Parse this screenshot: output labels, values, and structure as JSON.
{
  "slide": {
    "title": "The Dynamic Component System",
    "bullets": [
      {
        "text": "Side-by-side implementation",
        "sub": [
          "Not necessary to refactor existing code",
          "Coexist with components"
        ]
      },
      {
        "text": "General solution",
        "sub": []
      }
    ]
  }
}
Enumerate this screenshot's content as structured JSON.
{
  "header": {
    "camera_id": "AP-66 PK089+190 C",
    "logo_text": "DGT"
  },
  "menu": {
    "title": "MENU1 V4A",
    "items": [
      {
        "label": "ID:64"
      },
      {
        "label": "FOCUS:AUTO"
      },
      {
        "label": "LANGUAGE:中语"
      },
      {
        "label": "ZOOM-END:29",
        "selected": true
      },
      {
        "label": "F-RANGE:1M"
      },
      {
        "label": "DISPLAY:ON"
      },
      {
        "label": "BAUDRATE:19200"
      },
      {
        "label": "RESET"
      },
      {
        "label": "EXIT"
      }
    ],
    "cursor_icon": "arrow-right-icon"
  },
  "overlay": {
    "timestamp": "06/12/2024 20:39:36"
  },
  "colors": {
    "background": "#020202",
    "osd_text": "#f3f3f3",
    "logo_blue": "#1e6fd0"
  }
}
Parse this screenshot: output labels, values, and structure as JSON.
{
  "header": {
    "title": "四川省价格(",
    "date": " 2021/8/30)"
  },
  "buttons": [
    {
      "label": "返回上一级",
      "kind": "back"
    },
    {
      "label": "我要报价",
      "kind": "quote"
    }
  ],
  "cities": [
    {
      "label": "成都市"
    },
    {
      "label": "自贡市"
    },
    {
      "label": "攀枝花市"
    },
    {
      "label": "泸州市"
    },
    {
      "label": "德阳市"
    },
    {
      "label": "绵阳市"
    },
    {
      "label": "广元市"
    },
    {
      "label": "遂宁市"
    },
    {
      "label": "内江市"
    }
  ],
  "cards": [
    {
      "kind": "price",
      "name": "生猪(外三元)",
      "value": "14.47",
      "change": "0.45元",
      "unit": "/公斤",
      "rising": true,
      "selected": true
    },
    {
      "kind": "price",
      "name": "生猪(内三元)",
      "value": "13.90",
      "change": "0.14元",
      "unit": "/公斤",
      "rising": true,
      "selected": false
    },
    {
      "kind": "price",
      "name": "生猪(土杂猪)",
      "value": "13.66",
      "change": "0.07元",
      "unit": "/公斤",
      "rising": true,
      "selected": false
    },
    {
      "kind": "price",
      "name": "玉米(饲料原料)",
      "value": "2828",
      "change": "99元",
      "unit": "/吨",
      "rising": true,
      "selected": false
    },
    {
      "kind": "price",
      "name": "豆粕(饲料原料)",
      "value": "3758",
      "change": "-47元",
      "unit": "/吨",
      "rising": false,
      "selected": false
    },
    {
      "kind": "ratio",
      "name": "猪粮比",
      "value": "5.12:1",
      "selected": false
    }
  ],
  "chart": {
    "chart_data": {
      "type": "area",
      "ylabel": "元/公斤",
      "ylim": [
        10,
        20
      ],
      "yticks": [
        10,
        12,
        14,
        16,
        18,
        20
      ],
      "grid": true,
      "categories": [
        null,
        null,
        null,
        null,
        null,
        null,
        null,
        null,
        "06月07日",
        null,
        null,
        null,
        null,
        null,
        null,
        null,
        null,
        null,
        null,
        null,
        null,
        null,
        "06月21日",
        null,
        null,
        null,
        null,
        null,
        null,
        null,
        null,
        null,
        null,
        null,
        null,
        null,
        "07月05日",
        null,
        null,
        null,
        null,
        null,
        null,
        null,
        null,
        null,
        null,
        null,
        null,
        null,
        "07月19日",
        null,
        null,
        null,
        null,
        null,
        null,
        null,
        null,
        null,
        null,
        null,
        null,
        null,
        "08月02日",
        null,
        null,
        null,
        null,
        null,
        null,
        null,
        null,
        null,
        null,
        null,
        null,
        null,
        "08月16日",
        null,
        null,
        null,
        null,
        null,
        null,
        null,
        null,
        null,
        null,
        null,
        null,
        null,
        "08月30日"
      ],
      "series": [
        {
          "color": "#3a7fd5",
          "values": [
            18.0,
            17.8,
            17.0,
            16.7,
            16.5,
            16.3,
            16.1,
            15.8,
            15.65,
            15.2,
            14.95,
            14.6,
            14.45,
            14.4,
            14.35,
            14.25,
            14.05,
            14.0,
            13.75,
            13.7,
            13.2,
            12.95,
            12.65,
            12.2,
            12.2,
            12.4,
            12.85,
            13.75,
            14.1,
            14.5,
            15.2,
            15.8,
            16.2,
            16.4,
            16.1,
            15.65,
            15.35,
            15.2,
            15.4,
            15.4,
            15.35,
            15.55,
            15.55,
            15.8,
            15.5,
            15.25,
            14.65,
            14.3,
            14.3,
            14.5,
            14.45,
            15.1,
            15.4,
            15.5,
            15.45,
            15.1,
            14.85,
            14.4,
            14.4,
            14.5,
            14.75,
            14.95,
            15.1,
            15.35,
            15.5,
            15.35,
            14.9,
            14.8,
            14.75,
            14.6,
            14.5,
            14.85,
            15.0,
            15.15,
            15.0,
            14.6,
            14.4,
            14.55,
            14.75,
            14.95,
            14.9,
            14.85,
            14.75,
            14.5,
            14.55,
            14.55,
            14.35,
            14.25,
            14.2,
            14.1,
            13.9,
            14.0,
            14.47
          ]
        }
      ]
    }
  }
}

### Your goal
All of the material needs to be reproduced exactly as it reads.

### Exercise response
Parse this screenshot: output labels, values, and structure as JSON.
{
  "slide": {
    "title": "The Dynamic Component System",
    "bullets": [
      {
        "text": "Side-by-side implementation",
        "sub": [
          "Not necessary to refactor existing code",
          "Coexist with components"
        ]
      },
      {
        "text": "General solution",
        "sub": []
      }
    ]
  }
}
Enumerate this screenshot's content as structured JSON.
{
  "header": {
    "camera_id": "AP-66 PK089+190 C",
    "logo_text": "DGT"
  },
  "menu": {
    "title": "MENU1 V4A",
    "items": [
      {
        "label": "ID:64"
      },
      {
        "label": "FOCUS:AUTO"
      },
      {
        "label": "LANGUAGE:中语"
      },
      {
        "label": "ZOOM-END:29",
        "selected": true
      },
      {
        "label": "F-RANGE:1M"
      },
      {
        "label": "DISPLAY:ON"
      },
      {
        "label": "BAUDRATE:19200"
      },
      {
        "label": "RESET"
      },
      {
        "label": "EXIT"
      }
    ],
    "cursor_icon": "arrow-right-icon"
  },
  "overlay": {
    "timestamp": "06/12/2024 20:39:36"
  },
  "colors": {
    "background": "#020202",
    "osd_text": "#f3f3f3",
    "logo_blue": "#1e6fd0"
  }
}
Parse this screenshot: output labels, values, and structure as JSON.
{
  "header": {
    "title": "四川省价格(",
    "date": " 2021/8/30)"
  },
  "buttons": [
    {
      "label": "返回上一级",
      "kind": "back"
    },
    {
      "label": "我要报价",
      "kind": "quote"
    }
  ],
  "cities": [
    {
      "label": "成都市"
    },
    {
      "label": "自贡市"
    },
    {
      "label": "攀枝花市"
    },
    {
      "label": "泸州市"
    },
    {
      "label": "德阳市"
    },
    {
      "label": "绵阳市"
    },
    {
      "label": "广元市"
    },
    {
      "label": "遂宁市"
    },
    {
      "label": "内江市"
    }
  ],
  "cards": [
    {
      "kind": "price",
      "name": "生猪(外三元)",
      "value": "14.47",
      "change": "0.45元",
      "unit": "/公斤",
      "rising": true,
      "selected": true
    },
    {
      "kind": "price",
      "name": "生猪(内三元)",
      "value": "13.90",
      "change": "0.14元",
      "unit": "/公斤",
      "rising": true,
      "selected": false
    },
    {
      "kind": "price",
      "name": "生猪(土杂猪)",
      "value": "13.66",
      "change": "0.07元",
      "unit": "/公斤",
      "rising": true,
      "selected": false
    },
    {
      "kind": "price",
      "name": "玉米(饲料原料)",
      "value": "2828",
      "change": "99元",
      "unit": "/吨",
      "rising": true,
      "selected": false
    },
    {
      "kind": "price",
      "name": "豆粕(饲料原料)",
      "value": "3758",
      "change": "-47元",
      "unit": "/吨",
      "rising": false,
      "selected": false
    },
    {
      "kind": "ratio",
      "name": "猪粮比",
      "value": "5.12:1",
      "selected": false
    }
  ],
  "chart": {
    "chart_data": {
      "type": "area",
      "ylabel": "元/公斤",
      "ylim": [
        10,
        20
      ],
      "yticks": [
        10,
        12,
        14,
        16,
        18,
        20
      ],
      "grid": true,
      "categories": [
        null,
        null,
        null,
        null,
        null,
        null,
        null,
        null,
        "06月07日",
        null,
        null,
        null,
        null,
        null,
        null,
        null,
        null,
        null,
        null,
        null,
        null,
        null,
        "06月21日",
        null,
        null,
        null,
        null,
        null,
        null,
        null,
        null,
        null,
        null,
        null,
        null,
        null,
        "07月05日",
        null,
        null,
        null,
        null,
        null,
        null,
        null,
        null,
        null,
        null,
        null,
        null,
        null,
        "07月19日",
        null,
        null,
        null,
        null,
        null,
        null,
        null,
        null,
        null,
        null,
        null,
        null,
        null,
        "08月02日",
        null,
        null,
        null,
        null,
        null,
        null,
        null,
        null,
        null,
        null,
        null,
        null,
        null,
        "08月16日",
        null,
        null,
        null,
        null,
        null,
        null,
        null,
        null,
        null,
        null,
        null,
        null,
        null,
        "08月30日"
      ],
      "series": [
        {
          "color": "#3a7fd5",
          "values": [
            18.0,
            17.8,
            17.0,
            16.7,
            16.5,
            16.3,
            16.1,
            15.8,
            15.65,
            15.2,
            14.95,
            14.6,
            14.45,
            14.4,
            14.35,
            14.25,
            14.05,
            14.0,
            13.75,
            13.7,
            13.2,
            12.95,
            12.65,
            12.2,
            12.2,
            12.4,
            12.85,
            13.75,
            14.1,
            14.5,
            15.2,
            15.8,
            16.2,
            16.4,
            16.1,
            15.65,
            15.35,
            15.2,
            15.4,
            15.4,
            15.35,
            15.55,
            15.55,
            15.8,
            15.5,
            15.25,
            14.65,
            14.3,
            14.3,
            14.5,
            14.45,
            15.1,
            15.4,
            15.5,
            15.45,
            15.1,
            14.85,
            14.4,
            14.4,
            14.5,
            14.75,
            14.95,
            15.1,
            15.35,
            15.5,
            15.35,
            14.9,
            14.8,
            14.75,
            14.6,
            14.5,
            14.85,
            15.0,
            15.15,
            15.0,
            14.6,
            14.4,
            14.55,
            14.75,
            14.95,
            14.9,
            14.85,
            14.75,
            14.5,
            14.55,
            14.55,
            14.35,
            14.25,
            14.2,
            14.1,
            13.9,
            14.0,
            14.47
          ]
        }
      ]
    }
  }
}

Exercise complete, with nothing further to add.